While many people see the themes in Body Snatchers being intricate parallels to the Communist witch hunts of the mid-50s, both the writer and director have denied any overt political agenda. It is eerily a film of its time, but the themes, as discussed above, are bigger and more universal than just the issues that plagued America. The hearings of Joseph McCarthy, and the pressure for many, including many people in Hollywood, to “name names” of suspected Communists does lend itself to an interpretation of this film. To become one with the collective sure seems like Communist propaganda, which America was still recovering from. But the pod-people in the film can be seen as any outside force consuming the will of the individual. It could be read as Communism, or the blind-following of a political party, or even the cult-like behavior of some religious doctrines. The film inspires viewers to follow their own path, and think for themselves, lest they lose the ability for love, joy and beauty.
The Science in The Fiction
Being more akin to a horror story, there’s not much by the way of science in this picture. The way in which the seed pods replicate the human hosts, from the tissue creation (including recent wounds), to the absorption of memories while the subject sleeps is never explained. It’s an alien process, which is good for the horror aspects. The closest thing that the audience gets to science is the depiction of mid-50s American medicine. The town doctor having his own stash of pills and medicine to be used at his discretion. Which works out fine, when you’re being attacked by clones of your friends and need a quick sedative!
The Final Frontier
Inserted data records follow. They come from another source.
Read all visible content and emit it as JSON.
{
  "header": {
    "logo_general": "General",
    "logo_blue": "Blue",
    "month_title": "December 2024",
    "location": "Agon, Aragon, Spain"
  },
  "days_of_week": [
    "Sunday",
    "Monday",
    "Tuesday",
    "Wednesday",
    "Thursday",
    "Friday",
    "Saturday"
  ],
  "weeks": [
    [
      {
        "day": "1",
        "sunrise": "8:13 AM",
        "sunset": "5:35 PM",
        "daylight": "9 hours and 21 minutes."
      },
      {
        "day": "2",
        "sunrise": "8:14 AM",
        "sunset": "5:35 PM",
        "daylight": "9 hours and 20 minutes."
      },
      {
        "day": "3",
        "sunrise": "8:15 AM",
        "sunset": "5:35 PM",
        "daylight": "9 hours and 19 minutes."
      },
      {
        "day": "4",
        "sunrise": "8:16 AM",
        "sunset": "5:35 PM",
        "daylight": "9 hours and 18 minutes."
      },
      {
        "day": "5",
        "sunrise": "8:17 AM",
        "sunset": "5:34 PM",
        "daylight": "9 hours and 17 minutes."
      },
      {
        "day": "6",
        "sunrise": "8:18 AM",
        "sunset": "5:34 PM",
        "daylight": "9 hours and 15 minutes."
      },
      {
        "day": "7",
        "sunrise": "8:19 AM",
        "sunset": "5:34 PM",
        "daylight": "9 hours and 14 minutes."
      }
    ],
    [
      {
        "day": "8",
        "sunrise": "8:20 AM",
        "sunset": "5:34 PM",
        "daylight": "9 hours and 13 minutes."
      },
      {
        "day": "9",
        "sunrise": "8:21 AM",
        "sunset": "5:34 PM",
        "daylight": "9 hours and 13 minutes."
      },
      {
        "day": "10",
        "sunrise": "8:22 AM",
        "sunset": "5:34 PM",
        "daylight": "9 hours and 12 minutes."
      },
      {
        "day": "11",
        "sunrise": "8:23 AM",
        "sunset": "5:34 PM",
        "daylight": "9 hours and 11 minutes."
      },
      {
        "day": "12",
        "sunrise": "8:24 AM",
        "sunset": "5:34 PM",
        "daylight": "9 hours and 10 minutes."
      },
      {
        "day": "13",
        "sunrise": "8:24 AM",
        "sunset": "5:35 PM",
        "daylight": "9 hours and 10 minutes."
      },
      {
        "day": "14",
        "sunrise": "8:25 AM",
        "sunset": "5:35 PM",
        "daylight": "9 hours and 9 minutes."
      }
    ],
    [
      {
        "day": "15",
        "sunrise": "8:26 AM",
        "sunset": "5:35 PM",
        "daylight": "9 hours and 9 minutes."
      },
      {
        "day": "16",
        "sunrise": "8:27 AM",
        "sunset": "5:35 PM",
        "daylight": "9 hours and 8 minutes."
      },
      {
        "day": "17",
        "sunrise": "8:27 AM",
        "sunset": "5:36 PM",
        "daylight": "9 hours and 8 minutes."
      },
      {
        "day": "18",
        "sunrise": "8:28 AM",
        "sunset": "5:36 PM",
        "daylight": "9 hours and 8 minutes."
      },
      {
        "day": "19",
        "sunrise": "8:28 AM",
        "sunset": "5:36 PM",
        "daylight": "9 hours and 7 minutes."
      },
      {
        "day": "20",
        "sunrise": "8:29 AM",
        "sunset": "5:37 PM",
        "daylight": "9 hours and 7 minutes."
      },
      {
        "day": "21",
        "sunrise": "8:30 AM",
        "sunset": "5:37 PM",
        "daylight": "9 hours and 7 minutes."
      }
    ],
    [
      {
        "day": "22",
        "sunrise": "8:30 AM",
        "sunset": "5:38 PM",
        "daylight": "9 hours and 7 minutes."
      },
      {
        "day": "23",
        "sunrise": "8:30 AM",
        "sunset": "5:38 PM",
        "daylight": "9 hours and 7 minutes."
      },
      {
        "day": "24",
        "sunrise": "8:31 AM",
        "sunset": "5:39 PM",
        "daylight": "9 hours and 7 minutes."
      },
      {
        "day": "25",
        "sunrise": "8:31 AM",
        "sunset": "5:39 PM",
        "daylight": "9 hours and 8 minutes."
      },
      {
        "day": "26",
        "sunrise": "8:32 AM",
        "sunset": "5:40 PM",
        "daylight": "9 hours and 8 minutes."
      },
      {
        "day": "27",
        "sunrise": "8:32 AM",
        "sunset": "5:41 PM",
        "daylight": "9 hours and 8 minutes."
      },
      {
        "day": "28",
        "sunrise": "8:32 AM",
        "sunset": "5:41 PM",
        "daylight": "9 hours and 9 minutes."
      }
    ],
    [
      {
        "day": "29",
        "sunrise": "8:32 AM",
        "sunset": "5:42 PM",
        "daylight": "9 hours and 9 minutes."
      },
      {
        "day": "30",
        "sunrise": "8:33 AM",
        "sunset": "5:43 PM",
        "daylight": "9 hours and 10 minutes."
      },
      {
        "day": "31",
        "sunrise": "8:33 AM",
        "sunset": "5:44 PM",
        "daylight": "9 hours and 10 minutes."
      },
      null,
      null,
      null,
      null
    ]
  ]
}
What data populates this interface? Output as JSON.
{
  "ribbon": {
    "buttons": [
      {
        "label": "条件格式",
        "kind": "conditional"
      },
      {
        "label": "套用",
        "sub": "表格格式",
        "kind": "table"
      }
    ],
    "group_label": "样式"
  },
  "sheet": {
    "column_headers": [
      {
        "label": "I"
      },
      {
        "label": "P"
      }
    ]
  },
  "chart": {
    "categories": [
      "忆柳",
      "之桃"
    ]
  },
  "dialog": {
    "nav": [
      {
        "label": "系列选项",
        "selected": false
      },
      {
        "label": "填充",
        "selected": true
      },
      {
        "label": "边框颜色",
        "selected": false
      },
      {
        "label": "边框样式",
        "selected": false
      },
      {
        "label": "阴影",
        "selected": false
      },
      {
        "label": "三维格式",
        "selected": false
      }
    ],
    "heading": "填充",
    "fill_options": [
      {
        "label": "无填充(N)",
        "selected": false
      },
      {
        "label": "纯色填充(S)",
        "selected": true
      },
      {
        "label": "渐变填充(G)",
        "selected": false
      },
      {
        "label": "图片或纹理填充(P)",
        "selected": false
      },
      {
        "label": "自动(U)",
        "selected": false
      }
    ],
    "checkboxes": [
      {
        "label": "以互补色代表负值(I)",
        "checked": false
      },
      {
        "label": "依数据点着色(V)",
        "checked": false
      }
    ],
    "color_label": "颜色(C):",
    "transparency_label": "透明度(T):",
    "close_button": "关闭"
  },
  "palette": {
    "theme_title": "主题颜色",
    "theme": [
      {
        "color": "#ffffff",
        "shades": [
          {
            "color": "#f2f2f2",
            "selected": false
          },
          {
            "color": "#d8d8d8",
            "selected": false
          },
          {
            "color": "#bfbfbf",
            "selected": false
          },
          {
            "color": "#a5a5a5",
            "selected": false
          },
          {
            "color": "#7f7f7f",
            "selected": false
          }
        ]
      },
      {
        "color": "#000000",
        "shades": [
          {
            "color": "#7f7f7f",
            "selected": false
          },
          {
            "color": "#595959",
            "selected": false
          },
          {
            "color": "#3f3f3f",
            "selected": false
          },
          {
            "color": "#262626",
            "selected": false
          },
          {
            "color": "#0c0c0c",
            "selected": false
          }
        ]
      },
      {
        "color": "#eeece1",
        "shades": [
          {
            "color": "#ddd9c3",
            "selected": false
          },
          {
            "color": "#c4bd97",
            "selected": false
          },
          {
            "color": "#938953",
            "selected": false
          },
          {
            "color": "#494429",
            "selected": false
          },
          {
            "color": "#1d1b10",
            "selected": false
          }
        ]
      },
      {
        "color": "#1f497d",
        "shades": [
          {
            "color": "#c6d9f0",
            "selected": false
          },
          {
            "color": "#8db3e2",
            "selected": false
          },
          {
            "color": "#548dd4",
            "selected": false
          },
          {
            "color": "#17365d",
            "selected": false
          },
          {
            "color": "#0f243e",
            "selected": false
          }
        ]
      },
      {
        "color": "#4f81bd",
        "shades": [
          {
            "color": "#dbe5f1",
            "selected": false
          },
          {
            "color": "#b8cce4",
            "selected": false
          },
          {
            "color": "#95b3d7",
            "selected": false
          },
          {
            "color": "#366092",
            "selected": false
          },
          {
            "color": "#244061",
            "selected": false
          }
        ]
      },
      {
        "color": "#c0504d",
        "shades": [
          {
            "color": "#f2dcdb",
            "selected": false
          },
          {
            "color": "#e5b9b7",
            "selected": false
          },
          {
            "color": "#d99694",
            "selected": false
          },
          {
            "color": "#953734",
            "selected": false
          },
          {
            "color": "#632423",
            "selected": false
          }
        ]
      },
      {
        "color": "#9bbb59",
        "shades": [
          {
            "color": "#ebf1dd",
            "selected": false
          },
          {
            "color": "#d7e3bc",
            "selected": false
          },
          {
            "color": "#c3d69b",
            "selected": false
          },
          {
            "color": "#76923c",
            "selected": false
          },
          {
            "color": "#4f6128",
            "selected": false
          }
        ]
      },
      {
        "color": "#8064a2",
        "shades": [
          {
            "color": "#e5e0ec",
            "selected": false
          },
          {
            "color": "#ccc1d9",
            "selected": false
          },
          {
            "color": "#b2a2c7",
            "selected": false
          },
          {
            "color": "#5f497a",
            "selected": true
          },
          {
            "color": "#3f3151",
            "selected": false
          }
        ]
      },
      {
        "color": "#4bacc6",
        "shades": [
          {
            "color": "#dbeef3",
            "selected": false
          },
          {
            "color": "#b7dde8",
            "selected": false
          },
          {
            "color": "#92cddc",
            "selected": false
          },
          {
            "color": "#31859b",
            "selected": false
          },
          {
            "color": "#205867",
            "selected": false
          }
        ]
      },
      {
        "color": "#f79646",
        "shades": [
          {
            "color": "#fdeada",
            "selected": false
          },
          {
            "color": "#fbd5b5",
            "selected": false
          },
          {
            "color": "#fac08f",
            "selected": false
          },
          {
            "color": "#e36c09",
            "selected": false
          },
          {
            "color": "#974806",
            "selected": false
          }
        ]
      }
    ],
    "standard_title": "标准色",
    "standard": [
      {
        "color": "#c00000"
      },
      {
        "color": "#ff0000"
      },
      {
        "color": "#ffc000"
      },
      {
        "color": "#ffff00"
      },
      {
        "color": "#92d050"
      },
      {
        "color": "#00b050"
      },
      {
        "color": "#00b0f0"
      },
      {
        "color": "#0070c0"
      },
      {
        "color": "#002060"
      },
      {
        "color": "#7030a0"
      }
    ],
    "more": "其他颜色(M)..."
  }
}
Kevin McCarthy would continue making films, but gained a whole new following in the 1980s when he started showing up as a regular cast member in the films of Joe Dante, including The Howling, Twilight Zone: The Movie, Innerspace, Matinee and Looney Tunes: Back in Action. He also had a cameo as a “running man” in the 1978 remake of Invasion of the Body Snatchers, basically reprising his role from the 1956 film screaming “they’re coming” and “you’re next!” Carolyn Jones is better known for, and had bigger role as, Morticia Addams in the long running comedy series, The Addams Family, while director Don Siegel would have a strong career up into the 80s as well directing such films as Dirty Harry, The Shootist and Escape From Alcatraz.
Besides the earlier inspirations and remakes this film spawned, other nods in television and movies continue to show up. Most famously the town of Santa Mira is seen in Halloween III: The Season of the Witch (1982), in which it’s the home base of Silver Shamrock, the evil corporation selling tainted halloween masks. Pods have shown up in films such as Waxwork (1988) or in the 80s version of The Twilight Zone. And the film is referenced whenever there is discussion of someone not behaving as themselves.
Invasion of the Body Snatchers continues to be topical film due to its global themes, strong acting and fine filmmaking. And while remakes, reboots and rip-offs will continue to spawn from it, the original film is in no danger of going anywhere soon!
Coming Next Week
Having grown up on comics, television and film, “Jovial” Jay feels destined to host podcasts and write blogs related to the union of these nerdy pursuits. Among his other pursuits he administrates and edits stories at the two largest Star Wars fan sites on the ‘net (Rebelscum.com, TheForce.net), and co-hosts the Jedi Journals podcast over at the ForceCast network.